“I met SB19 September of 2019. They introduced me to P-pop. I was really happy to see that a Filipino group could show me the same dedication and talent that we see in K-pop,” Jadi, a 17-year-old fan of P-pop groups SB19, KAIA, and G22, said. “I saw new P-pop groups come in and I became really passionate about being a fan of Filipino talents who motivate and promote Filipino culture.”
“It warms my heart to see Filipinos supporting Filipino artists in ways they never did before. And as a P-pop fan living overseas, the P-pop community brings me closer to home,” she added.
Honey, a 21-year-old fan of P-pop group 1st.One shared that the steady growth of P-pop is “overwhelming on a good note…. It’s fun to see fans gathering and cheering for each P-pop group they like.”
Cher, a 44-year-old fan of P-pop group Press Hit Play, recalled that before, her friends were previously not familiar with any P-pop group. “But right now, I’ll even hear them humming/singing a certain P-pop song. Before, most YouTube reactors of P-pop groups were Filipino vloggers. But as time goes by, uploaded P-pop songs on YouTube are flooded by foreigner reactors.”
Clar, a 16-year-old fan of P-pop group Press Hit Play, also pointed out that the genre now had such a huge and steady following, it even warranted an event of its own, citing the recently concluded 2022 PPOP CON convention. “It feels surreal to see how the P-pop community thrives from its roots…. It goes to show that there is certainly a group of people willing to support this genre and the artists within its scope.”
The life of a P-pop fan
Being deeply patterned after the machinery of K-pop, it’s no surprise then that even Pinoy pop fans pick up some practices from their foreign counterparts. Most fanbases prepare a series of activities – such as streaming projects, social media boostings, charity events, donation drives, to name a few – to show their support for the groups they stan.
And for these Filipino P-pop fans, that’s where the stark difference lies: knowing that they’re doing it for their fellow Filipinos.
“Supporting Filipino artists makes me even prouder of being a Filipino,” Jadi said. Shai echoed the sentiment: “I take pride in supporting such talented Filipinos.

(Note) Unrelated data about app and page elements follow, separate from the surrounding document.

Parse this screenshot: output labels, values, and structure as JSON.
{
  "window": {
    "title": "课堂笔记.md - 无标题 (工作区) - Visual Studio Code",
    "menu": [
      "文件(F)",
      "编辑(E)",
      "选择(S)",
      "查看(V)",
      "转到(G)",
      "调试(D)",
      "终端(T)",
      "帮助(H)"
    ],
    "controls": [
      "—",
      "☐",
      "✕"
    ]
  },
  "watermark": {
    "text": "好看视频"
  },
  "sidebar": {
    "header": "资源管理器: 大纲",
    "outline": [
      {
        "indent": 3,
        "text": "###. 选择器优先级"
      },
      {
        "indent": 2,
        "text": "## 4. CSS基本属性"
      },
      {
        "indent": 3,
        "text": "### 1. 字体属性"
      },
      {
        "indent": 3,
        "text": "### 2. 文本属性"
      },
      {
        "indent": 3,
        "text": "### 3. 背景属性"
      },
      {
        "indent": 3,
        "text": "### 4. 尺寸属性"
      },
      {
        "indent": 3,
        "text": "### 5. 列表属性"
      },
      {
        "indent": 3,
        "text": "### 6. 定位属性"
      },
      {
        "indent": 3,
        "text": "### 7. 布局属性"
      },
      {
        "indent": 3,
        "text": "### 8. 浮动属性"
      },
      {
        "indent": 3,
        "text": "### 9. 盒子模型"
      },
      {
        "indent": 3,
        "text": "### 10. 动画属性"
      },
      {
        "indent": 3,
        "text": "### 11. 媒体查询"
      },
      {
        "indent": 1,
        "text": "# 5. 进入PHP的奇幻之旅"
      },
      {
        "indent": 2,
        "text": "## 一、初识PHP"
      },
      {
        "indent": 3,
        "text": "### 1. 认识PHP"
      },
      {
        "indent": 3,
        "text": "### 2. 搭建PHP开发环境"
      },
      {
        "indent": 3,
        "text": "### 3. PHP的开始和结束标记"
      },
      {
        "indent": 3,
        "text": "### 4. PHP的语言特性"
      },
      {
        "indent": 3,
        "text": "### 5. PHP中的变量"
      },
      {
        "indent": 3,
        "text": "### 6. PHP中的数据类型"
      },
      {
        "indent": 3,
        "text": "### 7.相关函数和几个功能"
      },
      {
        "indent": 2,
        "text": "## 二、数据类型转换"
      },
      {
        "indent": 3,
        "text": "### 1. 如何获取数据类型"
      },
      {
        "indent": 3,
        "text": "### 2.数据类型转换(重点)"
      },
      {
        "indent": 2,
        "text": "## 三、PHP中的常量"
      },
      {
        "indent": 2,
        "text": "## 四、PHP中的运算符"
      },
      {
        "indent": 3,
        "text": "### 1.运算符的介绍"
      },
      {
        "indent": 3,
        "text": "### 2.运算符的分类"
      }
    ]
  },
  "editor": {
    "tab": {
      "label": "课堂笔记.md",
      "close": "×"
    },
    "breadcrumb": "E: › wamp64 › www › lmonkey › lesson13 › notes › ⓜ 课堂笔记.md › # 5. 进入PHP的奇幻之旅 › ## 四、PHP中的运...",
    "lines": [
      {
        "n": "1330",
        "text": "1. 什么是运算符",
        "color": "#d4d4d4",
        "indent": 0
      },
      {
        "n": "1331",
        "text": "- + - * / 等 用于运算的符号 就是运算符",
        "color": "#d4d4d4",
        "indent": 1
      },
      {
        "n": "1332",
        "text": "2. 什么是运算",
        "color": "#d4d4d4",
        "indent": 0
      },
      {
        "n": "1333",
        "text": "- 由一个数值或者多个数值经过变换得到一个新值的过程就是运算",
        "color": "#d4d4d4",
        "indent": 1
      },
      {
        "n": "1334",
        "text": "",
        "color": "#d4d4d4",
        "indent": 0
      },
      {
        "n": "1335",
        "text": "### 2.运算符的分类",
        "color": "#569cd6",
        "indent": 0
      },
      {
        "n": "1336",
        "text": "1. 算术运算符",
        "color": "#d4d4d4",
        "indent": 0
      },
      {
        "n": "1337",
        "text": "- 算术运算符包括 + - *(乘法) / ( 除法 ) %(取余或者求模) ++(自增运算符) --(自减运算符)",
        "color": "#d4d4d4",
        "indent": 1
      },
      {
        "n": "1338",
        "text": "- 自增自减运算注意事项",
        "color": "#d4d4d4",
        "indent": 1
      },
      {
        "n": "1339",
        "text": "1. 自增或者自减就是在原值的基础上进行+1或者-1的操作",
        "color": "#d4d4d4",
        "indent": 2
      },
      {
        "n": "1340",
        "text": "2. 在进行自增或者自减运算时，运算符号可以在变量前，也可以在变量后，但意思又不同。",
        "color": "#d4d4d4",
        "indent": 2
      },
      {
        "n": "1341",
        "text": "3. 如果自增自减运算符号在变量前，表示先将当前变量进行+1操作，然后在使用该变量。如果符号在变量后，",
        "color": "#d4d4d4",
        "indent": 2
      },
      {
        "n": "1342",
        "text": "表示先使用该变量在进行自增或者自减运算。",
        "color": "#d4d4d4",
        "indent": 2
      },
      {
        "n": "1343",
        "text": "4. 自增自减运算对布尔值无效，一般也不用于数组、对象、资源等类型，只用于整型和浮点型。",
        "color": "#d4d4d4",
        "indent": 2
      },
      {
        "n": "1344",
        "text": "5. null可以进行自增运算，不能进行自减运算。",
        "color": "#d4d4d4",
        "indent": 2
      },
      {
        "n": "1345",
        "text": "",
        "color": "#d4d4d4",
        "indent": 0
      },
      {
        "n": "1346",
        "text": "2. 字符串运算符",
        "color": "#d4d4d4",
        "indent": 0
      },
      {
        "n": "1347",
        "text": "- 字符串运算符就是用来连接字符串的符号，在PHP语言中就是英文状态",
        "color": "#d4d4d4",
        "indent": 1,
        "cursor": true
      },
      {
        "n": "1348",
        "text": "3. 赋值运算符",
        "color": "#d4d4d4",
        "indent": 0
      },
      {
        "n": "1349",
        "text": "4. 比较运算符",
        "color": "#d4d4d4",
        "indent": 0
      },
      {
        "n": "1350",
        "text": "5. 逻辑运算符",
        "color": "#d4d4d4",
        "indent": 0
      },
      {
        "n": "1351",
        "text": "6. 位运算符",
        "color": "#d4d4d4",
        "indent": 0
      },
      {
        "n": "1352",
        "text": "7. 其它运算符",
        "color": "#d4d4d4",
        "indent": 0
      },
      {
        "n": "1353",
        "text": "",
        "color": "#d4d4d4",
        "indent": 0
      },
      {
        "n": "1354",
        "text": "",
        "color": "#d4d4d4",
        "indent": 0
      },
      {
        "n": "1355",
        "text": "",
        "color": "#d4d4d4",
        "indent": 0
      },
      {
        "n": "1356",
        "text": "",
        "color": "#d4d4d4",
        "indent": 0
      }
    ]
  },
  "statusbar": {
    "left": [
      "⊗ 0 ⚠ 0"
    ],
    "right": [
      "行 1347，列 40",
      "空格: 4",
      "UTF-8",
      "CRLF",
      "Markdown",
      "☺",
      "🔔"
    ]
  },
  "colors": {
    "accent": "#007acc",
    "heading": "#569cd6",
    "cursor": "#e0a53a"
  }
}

I feel proud in seeing their hard work pay off and in knowing that they’re reaching their dreams. And in the process, they’re also thrusting the Filipino artistry into the international spotlight.”
Compared to being fans of foreign artists, these P-pop fans share that they’ve found more satisfaction in showing support to a fellow Filipino. “I can relate to them more. They don’t feel like these unattainable celebrities because I resonate with the stories they tell. I see myself in them,” Shai added.
For Clar, sharing the same language plays a big role in this relatability. “Banters, sarcastic remarks, and jokes made by the idols are easier to understand because we share the same humor/pop culture in the country.”
Aside from relatability, accessibility is also another advantage to supporting a local artist. For these P-pop fans, they have had several opportunities to watch their artists live. “The most satisfying part of it is being able to sing and chant with the crowd in your own language,” Lulu added.
Cher said it’s fulfilling to celebrate her group’s milestones: “Seeing them fulfilling their dreams as an artist, hearing their songs on radio stations, watching them perform on national TV, knowing that your idols appreciate all your efforts in supporting their group.”
Knowing that they’re part of their group’s success, these fans are driven to be more respectful and protective of their artists. “Maybe it’s because we actually don’t put them on a pedestal that we know where our boundaries lie. Some of us are lucky enough to have personal and online interactions with our idols but it doesn’t make us feel entitled that we actually have a say in their decisions,” Shai said.
She elaborated that while minor conflicts are unavoidable in each fandom, the P-pop community in general is geared towards one goal: “As fans, we all want these groups to get the recognition that they deserve.” – Rappler.com